"The water came in the afternoon," said Lilian Kumbula, one of more than 1200 people displaced by flooding in the village of Chiso in Manicaland. "We closed up our houses so that water wouldn't wash away our things. When we came back, our food was gone, our animals were gone, our homes were gone. Everything is gone."
With an estimated 96,000 people displaced in Zimbabwe in the wake of tropical storm Eline, Catholic Relief Services was quick to respond to the disaster. Working through the Catholic Development Commission (CADEC), Catholic Relief Services' local partner agency in the affected region, CRS contributed $10,000 immediately, followed quickly by another $200,000 for short term and long term recovery.
The greatest damage in Zimbabwe occurred in four of the country's easternmost provinces, an area bordering Mozambique to the east and sandwiched between the Save River to the north and the Limpopo River to the south. Tropical storm Eline brought with it massive rainfall, with some areas receiving more rain in one week than would normally fall in an entire year. Beneath such an onslaught, both rivers and their tributaries quickly overran their banks, destroying crops and homes along the river and washing away roads, bridges and causeways. An estimated 125 people were killed.
In response to the need, Catholic Relief Services concentrated its efforts in Manicaland, one of the four provinces hit hardest by the flooding and home to an estimated 30,000 people directly affected by the storm. With many having lost their homes, and with large stocks of government food available throughout the country, Catholic Relief Services focused on distributing non-food items, including blankets, soap shelter material and cooking utensils.
Yet despite the arrival of international aid, many of those in the wake of the storm still face difficulties. Many roads and bridges in the provinces have been destroyed, hampering relief efforts. To compound the difficulties, a critical fuel shortage has nearly crippled Zimbabwe - the result of mismanagement of state-controlled fuel company.
"Most of our problems stem from damaged infrastructure," explained the District Administrator for the Chimanimani District. "The biggest problem right now though is the shortage of diesel and petrol. We have not been able to reach all of the affected areas because we don't have enough fuel."
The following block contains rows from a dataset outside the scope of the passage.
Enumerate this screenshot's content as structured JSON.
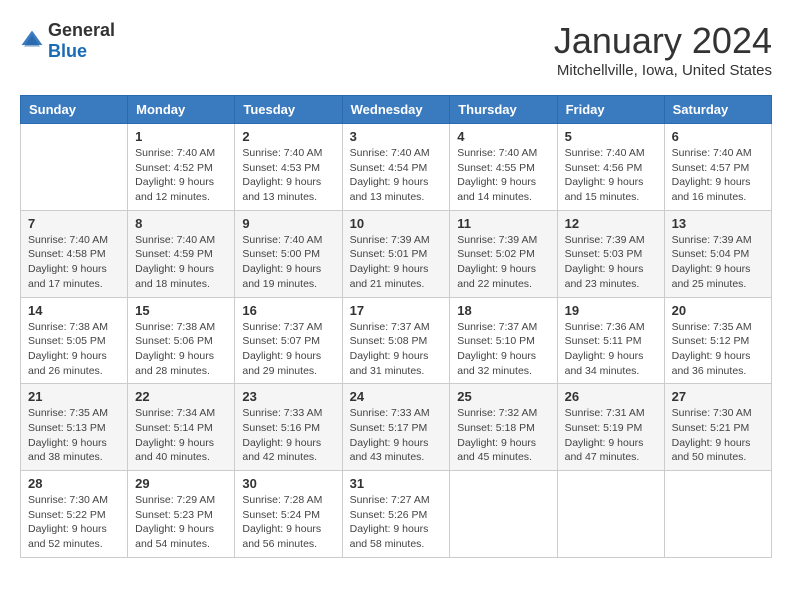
{
  "logo": {
    "general": "General",
    "blue": "Blue"
  },
  "title": "January 2024",
  "location": "Mitchellville, Iowa, United States",
  "days_of_week": [
    "Sunday",
    "Monday",
    "Tuesday",
    "Wednesday",
    "Thursday",
    "Friday",
    "Saturday"
  ],
  "weeks": [
    [
      {
        "day": "",
        "info": ""
      },
      {
        "day": "1",
        "info": "Sunrise: 7:40 AM\nSunset: 4:52 PM\nDaylight: 9 hours and 12 minutes."
      },
      {
        "day": "2",
        "info": "Sunrise: 7:40 AM\nSunset: 4:53 PM\nDaylight: 9 hours and 13 minutes."
      },
      {
        "day": "3",
        "info": "Sunrise: 7:40 AM\nSunset: 4:54 PM\nDaylight: 9 hours and 13 minutes."
      },
      {
        "day": "4",
        "info": "Sunrise: 7:40 AM\nSunset: 4:55 PM\nDaylight: 9 hours and 14 minutes."
      },
      {
        "day": "5",
        "info": "Sunrise: 7:40 AM\nSunset: 4:56 PM\nDaylight: 9 hours and 15 minutes."
      },
      {
        "day": "6",
        "info": "Sunrise: 7:40 AM\nSunset: 4:57 PM\nDaylight: 9 hours and 16 minutes."
      }
    ],
    [
      {
        "day": "7",
        "info": "Sunrise: 7:40 AM\nSunset: 4:58 PM\nDaylight: 9 hours and 17 minutes."
      },
      {
        "day": "8",
        "info": "Sunrise: 7:40 AM\nSunset: 4:59 PM\nDaylight: 9 hours and 18 minutes."
      },
      {
        "day": "9",
        "info": "Sunrise: 7:40 AM\nSunset: 5:00 PM\nDaylight: 9 hours and 19 minutes."
      },
      {
        "day": "10",
        "info": "Sunrise: 7:39 AM\nSunset: 5:01 PM\nDaylight: 9 hours and 21 minutes."
      },
      {
        "day": "11",
        "info": "Sunrise: 7:39 AM\nSunset: 5:02 PM\nDaylight: 9 hours and 22 minutes."
      },
      {
        "day": "12",
        "info": "Sunrise: 7:39 AM\nSunset: 5:03 PM\nDaylight: 9 hours and 23 minutes."
      },
      {
        "day": "13",
        "info": "Sunrise: 7:39 AM\nSunset: 5:04 PM\nDaylight: 9 hours and 25 minutes."
      }
    ],
    [
      {
        "day": "14",
        "info": "Sunrise: 7:38 AM\nSunset: 5:05 PM\nDaylight: 9 hours and 26 minutes."
      },
      {
        "day": "15",
        "info": "Sunrise: 7:38 AM\nSunset: 5:06 PM\nDaylight: 9 hours and 28 minutes."
      },
      {
        "day": "16",
        "info": "Sunrise: 7:37 AM\nSunset: 5:07 PM\nDaylight: 9 hours and 29 minutes."
      },
      {
        "day": "17",
        "info": "Sunrise: 7:37 AM\nSunset: 5:08 PM\nDaylight: 9 hours and 31 minutes."
      },
      {
        "day": "18",
        "info": "Sunrise: 7:37 AM\nSunset: 5:10 PM\nDaylight: 9 hours and 32 minutes."
      },
      {
        "day": "19",
        "info": "Sunrise: 7:36 AM\nSunset: 5:11 PM\nDaylight: 9 hours and 34 minutes."
      },
      {
        "day": "20",
        "info": "Sunrise: 7:35 AM\nSunset: 5:12 PM\nDaylight: 9 hours and 36 minutes."
      }
    ],
    [
      {
        "day": "21",
        "info": "Sunrise: 7:35 AM\nSunset: 5:13 PM\nDaylight: 9 hours and 38 minutes."
      },
      {
        "day": "22",
        "info": "Sunrise: 7:34 AM\nSunset: 5:14 PM\nDaylight: 9 hours and 40 minutes."
      },
      {
        "day": "23",
        "info": "Sunrise: 7:33 AM\nSunset: 5:16 PM\nDaylight: 9 hours and 42 minutes."
      },
      {
        "day": "24",
        "info": "Sunrise: 7:33 AM\nSunset: 5:17 PM\nDaylight: 9 hours and 43 minutes."
      },
      {
        "day": "25",
        "info": "Sunrise: 7:32 AM\nSunset: 5:18 PM\nDaylight: 9 hours and 45 minutes."
      },
      {
        "day": "26",
        "info": "Sunrise: 7:31 AM\nSunset: 5:19 PM\nDaylight: 9 hours and 47 minutes."
      },
      {
        "day": "27",
        "info": "Sunrise: 7:30 AM\nSunset: 5:21 PM\nDaylight: 9 hours and 50 minutes."
      }
    ],
    [
      {
        "day": "28",
        "info": "Sunrise: 7:30 AM\nSunset: 5:22 PM\nDaylight: 9 hours and 52 minutes."
      },
      {
        "day": "29",
        "info": "Sunrise: 7:29 AM\nSunset: 5:23 PM\nDaylight: 9 hours and 54 minutes."
      },
      {
        "day": "30",
        "info": "Sunrise: 7:28 AM\nSunset: 5:24 PM\nDaylight: 9 hours and 56 minutes."
      },
      {
        "day": "31",
        "info": "Sunrise: 7:27 AM\nSunset: 5:26 PM\nDaylight: 9 hours and 58 minutes."
      },
      {
        "day": "",
        "info": ""
      },
      {
        "day": "",
        "info": ""
      },
      {
        "day": "",
        "info": ""
      }
    ]
  ]
}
The receding waters have also given rise to other problems as well. Stagnant water has created vast breeding grounds for mosquitoes, and the incidence of malaria has already risen dramatically. Additionally, unclean drinking water brings with it the added threat of a cholera outbreak.
"We were seeing about 50 malaria cases a month before the floods. Now we are seeing more than 30 a day," said Stephen Robertson, Superintendent of the Maparatze Clinic in Chimanimani. "Since most of the wells have been contaminated, a cholera outbreak seems likely as well." While some medicine is now available, it will soon run out, Robertson explained.
While Catholic Relief Services continues with short term emergency distribution, the agency has turned its long term efforts towards securing ample food and clean water for those affected by the flooding. "We want to do some water and sanitation work," said Backson Muchini, Project Officer for Catholic Relief Services in Zimbabwe. "We're also looking at sustainable agriculture, irrigation, and latrines."
Regardless of such efforts, however, the flooding in Zimbabwe has left many with neither food nor seeds for the next planting season, a situation which will leave many dependent on humanitarian relief. Those most affected by the floods, staff members explain, will require assistance for at least a year until the next harvest can be gathered.
This is a story from Catholic Relief Services Quarterly Newsletter.